### DESCRIPTION OF THE TASK
Report, as a bare number, how many lines in the data contain "Поиск".

↓

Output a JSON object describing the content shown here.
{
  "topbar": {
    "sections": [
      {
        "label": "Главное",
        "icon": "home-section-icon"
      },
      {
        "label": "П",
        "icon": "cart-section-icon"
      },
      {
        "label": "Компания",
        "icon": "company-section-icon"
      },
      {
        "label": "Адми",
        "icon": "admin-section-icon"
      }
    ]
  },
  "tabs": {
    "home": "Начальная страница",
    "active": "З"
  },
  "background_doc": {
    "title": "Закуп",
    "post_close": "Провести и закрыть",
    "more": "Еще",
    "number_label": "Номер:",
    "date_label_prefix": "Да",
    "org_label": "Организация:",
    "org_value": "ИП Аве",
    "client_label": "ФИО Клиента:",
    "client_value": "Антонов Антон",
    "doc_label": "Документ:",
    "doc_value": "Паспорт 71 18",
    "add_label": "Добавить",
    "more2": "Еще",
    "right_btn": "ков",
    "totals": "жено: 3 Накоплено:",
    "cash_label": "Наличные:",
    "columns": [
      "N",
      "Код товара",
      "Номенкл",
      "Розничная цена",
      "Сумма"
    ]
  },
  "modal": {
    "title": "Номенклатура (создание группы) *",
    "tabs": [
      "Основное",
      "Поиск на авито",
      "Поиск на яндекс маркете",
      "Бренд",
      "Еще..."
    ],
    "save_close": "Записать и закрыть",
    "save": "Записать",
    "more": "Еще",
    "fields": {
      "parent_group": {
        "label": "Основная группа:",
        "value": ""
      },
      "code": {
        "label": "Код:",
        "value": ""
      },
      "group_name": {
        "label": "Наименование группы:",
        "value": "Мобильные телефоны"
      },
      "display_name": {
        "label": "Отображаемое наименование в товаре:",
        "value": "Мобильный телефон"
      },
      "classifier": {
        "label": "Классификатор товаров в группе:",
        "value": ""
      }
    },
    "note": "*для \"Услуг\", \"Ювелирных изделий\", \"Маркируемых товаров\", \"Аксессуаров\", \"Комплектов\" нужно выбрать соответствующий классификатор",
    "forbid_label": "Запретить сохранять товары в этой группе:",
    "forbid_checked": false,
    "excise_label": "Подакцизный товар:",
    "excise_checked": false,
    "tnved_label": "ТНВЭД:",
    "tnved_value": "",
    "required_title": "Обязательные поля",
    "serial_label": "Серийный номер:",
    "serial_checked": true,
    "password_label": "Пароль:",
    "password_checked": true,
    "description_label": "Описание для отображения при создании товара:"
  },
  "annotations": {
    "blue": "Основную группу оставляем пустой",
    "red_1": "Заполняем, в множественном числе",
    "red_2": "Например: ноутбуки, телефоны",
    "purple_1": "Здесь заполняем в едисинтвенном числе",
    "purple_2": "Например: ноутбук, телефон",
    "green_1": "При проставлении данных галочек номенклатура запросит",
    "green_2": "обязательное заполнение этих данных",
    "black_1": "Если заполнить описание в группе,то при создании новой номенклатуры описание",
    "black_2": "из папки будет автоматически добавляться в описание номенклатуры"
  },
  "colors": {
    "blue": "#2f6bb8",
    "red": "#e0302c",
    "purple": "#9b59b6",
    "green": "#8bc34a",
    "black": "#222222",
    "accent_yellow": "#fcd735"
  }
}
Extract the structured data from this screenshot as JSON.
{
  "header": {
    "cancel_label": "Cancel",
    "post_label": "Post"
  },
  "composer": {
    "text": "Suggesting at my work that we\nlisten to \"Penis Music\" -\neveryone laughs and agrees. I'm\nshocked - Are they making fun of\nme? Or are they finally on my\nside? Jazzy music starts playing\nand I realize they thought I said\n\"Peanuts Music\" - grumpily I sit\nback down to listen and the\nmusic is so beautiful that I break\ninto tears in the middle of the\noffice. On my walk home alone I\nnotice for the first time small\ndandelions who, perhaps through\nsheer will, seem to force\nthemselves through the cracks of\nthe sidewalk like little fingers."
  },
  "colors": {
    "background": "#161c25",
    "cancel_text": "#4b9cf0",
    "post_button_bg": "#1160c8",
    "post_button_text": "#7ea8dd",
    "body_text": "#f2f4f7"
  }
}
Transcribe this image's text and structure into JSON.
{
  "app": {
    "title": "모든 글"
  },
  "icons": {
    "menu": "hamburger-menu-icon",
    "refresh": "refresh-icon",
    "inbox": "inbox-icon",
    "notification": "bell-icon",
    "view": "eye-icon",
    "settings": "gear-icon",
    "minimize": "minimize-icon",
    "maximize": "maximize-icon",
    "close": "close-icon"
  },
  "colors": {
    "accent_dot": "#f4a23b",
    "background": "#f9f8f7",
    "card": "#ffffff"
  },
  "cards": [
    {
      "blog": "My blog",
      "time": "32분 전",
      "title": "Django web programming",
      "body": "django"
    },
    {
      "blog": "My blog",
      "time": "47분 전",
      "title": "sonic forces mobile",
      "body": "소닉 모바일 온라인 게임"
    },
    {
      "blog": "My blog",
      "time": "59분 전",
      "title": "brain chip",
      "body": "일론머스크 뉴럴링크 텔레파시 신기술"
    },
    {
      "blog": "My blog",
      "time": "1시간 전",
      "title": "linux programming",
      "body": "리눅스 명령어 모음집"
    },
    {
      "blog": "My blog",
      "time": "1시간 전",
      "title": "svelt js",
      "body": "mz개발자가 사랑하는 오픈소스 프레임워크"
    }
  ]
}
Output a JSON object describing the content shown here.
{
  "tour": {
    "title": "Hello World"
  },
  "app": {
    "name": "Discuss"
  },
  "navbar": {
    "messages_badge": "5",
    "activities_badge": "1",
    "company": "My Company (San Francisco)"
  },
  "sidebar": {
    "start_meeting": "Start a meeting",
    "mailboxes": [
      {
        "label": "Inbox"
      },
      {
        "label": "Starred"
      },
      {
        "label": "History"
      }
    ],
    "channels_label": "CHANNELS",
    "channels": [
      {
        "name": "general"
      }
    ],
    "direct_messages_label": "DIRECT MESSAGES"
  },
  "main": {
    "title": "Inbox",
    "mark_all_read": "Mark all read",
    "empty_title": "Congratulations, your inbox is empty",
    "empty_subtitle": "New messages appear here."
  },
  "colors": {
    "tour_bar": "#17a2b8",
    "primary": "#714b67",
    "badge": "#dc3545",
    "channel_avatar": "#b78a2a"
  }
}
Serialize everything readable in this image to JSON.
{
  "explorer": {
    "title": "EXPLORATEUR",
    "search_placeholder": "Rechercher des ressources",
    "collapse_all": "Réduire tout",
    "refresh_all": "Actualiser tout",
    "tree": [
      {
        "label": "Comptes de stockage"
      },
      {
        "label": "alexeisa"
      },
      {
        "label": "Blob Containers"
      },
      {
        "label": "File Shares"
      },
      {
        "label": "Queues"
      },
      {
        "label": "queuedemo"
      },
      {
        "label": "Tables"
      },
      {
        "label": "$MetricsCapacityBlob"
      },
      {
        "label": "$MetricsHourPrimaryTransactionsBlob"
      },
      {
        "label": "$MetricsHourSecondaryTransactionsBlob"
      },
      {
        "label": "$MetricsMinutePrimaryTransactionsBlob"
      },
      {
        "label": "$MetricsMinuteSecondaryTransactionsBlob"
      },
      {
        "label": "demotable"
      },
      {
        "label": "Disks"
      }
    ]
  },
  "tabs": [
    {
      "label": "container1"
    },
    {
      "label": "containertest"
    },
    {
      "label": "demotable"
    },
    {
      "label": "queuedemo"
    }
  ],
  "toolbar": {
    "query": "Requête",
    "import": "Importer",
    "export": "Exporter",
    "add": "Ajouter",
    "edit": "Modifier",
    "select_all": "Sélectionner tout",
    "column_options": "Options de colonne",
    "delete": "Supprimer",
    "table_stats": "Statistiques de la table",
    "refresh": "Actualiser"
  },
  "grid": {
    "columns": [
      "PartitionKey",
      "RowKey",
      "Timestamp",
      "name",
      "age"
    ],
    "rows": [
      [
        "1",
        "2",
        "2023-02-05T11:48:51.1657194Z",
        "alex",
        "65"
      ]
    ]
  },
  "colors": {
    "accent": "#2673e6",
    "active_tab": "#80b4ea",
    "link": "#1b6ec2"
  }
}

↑

### ANSWER TO THE EXERCISE
2